- **What to produce**
Nothing in the entries may be altered; copy them in full.

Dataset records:
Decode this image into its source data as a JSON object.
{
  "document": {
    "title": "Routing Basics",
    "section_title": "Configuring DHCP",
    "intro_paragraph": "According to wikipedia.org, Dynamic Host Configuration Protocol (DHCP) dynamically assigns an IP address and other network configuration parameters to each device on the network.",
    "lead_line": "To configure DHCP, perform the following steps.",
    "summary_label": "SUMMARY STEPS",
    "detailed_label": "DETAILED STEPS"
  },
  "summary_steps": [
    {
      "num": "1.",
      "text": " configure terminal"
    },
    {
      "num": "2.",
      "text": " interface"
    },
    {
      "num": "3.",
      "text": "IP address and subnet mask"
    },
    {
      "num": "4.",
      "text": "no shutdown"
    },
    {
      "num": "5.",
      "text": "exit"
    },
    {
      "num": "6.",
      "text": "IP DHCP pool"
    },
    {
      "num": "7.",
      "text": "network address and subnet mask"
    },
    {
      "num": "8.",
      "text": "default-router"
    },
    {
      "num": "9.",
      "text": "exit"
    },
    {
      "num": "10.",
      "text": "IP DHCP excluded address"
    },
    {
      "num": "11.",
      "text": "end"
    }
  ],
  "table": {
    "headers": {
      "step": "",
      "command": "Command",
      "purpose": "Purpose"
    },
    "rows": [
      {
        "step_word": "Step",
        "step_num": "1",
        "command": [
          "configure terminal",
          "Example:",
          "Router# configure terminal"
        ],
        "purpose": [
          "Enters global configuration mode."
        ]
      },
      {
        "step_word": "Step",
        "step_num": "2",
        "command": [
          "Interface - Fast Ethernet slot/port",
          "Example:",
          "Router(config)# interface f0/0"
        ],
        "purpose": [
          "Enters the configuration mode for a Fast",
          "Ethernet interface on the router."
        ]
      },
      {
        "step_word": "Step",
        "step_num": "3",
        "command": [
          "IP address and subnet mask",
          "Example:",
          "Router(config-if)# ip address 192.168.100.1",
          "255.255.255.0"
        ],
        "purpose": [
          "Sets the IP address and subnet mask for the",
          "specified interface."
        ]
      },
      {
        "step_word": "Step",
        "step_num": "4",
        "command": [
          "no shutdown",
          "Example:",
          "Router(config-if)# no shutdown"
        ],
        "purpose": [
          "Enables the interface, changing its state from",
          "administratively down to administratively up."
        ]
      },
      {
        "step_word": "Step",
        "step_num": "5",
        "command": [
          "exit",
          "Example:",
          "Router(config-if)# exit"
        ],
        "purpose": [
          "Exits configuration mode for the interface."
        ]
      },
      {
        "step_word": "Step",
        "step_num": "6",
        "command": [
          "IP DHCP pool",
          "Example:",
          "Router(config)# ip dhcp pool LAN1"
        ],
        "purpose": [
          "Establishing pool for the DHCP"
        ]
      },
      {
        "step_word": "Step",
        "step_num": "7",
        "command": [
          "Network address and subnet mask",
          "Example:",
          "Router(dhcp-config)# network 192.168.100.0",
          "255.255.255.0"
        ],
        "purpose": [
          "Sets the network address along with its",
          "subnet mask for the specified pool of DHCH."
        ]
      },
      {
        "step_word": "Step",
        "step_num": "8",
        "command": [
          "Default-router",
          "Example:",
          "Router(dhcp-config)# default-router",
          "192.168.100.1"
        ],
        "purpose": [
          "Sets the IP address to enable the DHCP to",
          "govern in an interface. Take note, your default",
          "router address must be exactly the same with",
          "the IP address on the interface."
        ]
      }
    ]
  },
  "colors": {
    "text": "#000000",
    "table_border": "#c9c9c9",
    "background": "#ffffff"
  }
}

- **Response box**
Decode this image into its source data as a JSON object.
{
  "document": {
    "title": "Routing Basics",
    "section_title": "Configuring DHCP",
    "intro_paragraph": "According to wikipedia.org, Dynamic Host Configuration Protocol (DHCP) dynamically assigns an IP address and other network configuration parameters to each device on the network.",
    "lead_line": "To configure DHCP, perform the following steps.",
    "summary_label": "SUMMARY STEPS",
    "detailed_label": "DETAILED STEPS"
  },
  "summary_steps": [
    {
      "num": "1.",
      "text": " configure terminal"
    },
    {
      "num": "2.",
      "text": " interface"
    },
    {
      "num": "3.",
      "text": "IP address and subnet mask"
    },
    {
      "num": "4.",
      "text": "no shutdown"
    },
    {
      "num": "5.",
      "text": "exit"
    },
    {
      "num": "6.",
      "text": "IP DHCP pool"
    },
    {
      "num": "7.",
      "text": "network address and subnet mask"
    },
    {
      "num": "8.",
      "text": "default-router"
    },
    {
      "num": "9.",
      "text": "exit"
    },
    {
      "num": "10.",
      "text": "IP DHCP excluded address"
    },
    {
      "num": "11.",
      "text": "end"
    }
  ],
  "table": {
    "headers": {
      "step": "",
      "command": "Command",
      "purpose": "Purpose"
    },
    "rows": [
      {
        "step_word": "Step",
        "step_num": "1",
        "command": [
          "configure terminal",
          "Example:",
          "Router# configure terminal"
        ],
        "purpose": [
          "Enters global configuration mode."
        ]
      },
      {
        "step_word": "Step",
        "step_num": "2",
        "command": [
          "Interface - Fast Ethernet slot/port",
          "Example:",
          "Router(config)# interface f0/0"
        ],
        "purpose": [
          "Enters the configuration mode for a Fast",
          "Ethernet interface on the router."
        ]
      },
      {
        "step_word": "Step",
        "step_num": "3",
        "command": [
          "IP address and subnet mask",
          "Example:",
          "Router(config-if)# ip address 192.168.100.1",
          "255.255.255.0"
        ],
        "purpose": [
          "Sets the IP address and subnet mask for the",
          "specified interface."
        ]
      },
      {
        "step_word": "Step",
        "step_num": "4",
        "command": [
          "no shutdown",
          "Example:",
          "Router(config-if)# no shutdown"
        ],
        "purpose": [
          "Enables the interface, changing its state from",
          "administratively down to administratively up."
        ]
      },
      {
        "step_word": "Step",
        "step_num": "5",
        "command": [
          "exit",
          "Example:",
          "Router(config-if)# exit"
        ],
        "purpose": [
          "Exits configuration mode for the interface."
        ]
      },
      {
        "step_word": "Step",
        "step_num": "6",
        "command": [
          "IP DHCP pool",
          "Example:",
          "Router(config)# ip dhcp pool LAN1"
        ],
        "purpose": [
          "Establishing pool for the DHCP"
        ]
      },
      {
        "step_word": "Step",
        "step_num": "7",
        "command": [
          "Network address and subnet mask",
          "Example:",
          "Router(dhcp-config)# network 192.168.100.0",
          "255.255.255.0"
        ],
        "purpose": [
          "Sets the network address along with its",
          "subnet mask for the specified pool of DHCH."
        ]
      },
      {
        "step_word": "Step",
        "step_num": "8",
        "command": [
          "Default-router",
          "Example:",
          "Router(dhcp-config)# default-router",
          "192.168.100.1"
        ],
        "purpose": [
          "Sets the IP address to enable the DHCP to",
          "govern in an interface. Take note, your default",
          "router address must be exactly the same with",
          "the IP address on the interface."
        ]
      }
    ]
  },
  "colors": {
    "text": "#000000",
    "table_border": "#c9c9c9",
    "background": "#ffffff"
  }
}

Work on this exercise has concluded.